. For example, this “last-ditch” intervention by Lawyers for Choice: F. de Londras, et al., “Amending the Health (Regulation of Termination of Pregnancy) Bill: Five missed opportunities” (November 29, 2018). Available at https://lawyers4choice.ie/2018/11/29/amending-the-health-regulation-of-termination-of-pregnancy-act-5-priority-issues-for-the-seanad/.
. E. Coyne and R. Lumley, “Sex kills, anti-abortion clinic tells women,” The Times Ireland (April 3, 2017).

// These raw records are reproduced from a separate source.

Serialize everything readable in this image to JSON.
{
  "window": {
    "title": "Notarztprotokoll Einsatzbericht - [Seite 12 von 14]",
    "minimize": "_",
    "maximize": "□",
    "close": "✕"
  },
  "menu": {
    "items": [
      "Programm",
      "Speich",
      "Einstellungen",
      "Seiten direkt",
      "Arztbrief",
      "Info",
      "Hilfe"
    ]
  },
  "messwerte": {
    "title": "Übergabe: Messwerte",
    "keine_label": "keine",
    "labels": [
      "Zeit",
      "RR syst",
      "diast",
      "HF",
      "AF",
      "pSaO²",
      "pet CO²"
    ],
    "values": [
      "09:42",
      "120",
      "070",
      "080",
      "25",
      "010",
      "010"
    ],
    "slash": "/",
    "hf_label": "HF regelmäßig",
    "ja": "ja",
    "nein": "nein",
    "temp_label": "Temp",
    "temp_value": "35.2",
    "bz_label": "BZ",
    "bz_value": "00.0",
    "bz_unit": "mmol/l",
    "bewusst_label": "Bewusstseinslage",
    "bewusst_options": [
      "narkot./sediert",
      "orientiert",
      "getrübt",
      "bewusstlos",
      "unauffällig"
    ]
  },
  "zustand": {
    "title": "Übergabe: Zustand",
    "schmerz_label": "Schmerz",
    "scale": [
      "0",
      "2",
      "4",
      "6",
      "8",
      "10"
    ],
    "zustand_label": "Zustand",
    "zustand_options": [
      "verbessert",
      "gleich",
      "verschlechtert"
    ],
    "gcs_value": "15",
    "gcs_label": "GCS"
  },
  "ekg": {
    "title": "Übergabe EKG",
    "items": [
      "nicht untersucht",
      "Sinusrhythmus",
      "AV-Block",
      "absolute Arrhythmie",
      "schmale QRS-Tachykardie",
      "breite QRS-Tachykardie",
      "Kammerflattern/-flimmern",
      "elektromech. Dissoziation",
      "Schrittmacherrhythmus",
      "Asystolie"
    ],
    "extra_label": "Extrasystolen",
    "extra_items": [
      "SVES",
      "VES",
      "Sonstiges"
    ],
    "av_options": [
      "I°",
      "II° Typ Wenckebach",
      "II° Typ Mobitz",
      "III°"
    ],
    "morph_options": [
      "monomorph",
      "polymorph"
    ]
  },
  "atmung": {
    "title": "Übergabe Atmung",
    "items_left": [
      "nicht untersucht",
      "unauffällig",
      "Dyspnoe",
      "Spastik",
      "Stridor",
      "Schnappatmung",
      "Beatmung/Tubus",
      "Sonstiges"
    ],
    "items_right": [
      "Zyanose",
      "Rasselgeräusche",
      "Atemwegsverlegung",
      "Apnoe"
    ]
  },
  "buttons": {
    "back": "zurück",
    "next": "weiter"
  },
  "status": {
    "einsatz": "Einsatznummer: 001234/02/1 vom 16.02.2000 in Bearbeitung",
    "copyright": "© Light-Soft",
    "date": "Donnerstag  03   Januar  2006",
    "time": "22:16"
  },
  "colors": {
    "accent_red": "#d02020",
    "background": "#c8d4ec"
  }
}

. For more information, see Abortion Rights Campaign, The Misuse of Criminal Law Regarding Abortion in Ireland and Northern Ireland (Dublin: Abortion Rights Campaign, 2019). See also the substantial body of work by members of Lawyers for Choice, including the website https://aboutthe8th.com/, as well as de Londras and Enright (see note 3), and R. Fletcher, “#RepealedThe8th: Translating travesty, global conversation, and the Irish abortion referendum,” Feminist Legal Studies 26/3 (2018), pp. 233–259.
. M. Clarke, “The law and resulting provision are leaving too many people behind” (presentation at the Abortion Rights Campaign 8th Annual March for Choice press conference, Dublin, Ireland, September 26, 2019). Available at https://www.abortionrightscampaign.ie/2019/09/28/mara-clarke-the-law-and-resulting-provision-are-leaving-too-many-people-behind/.
. Reilly (see note 40).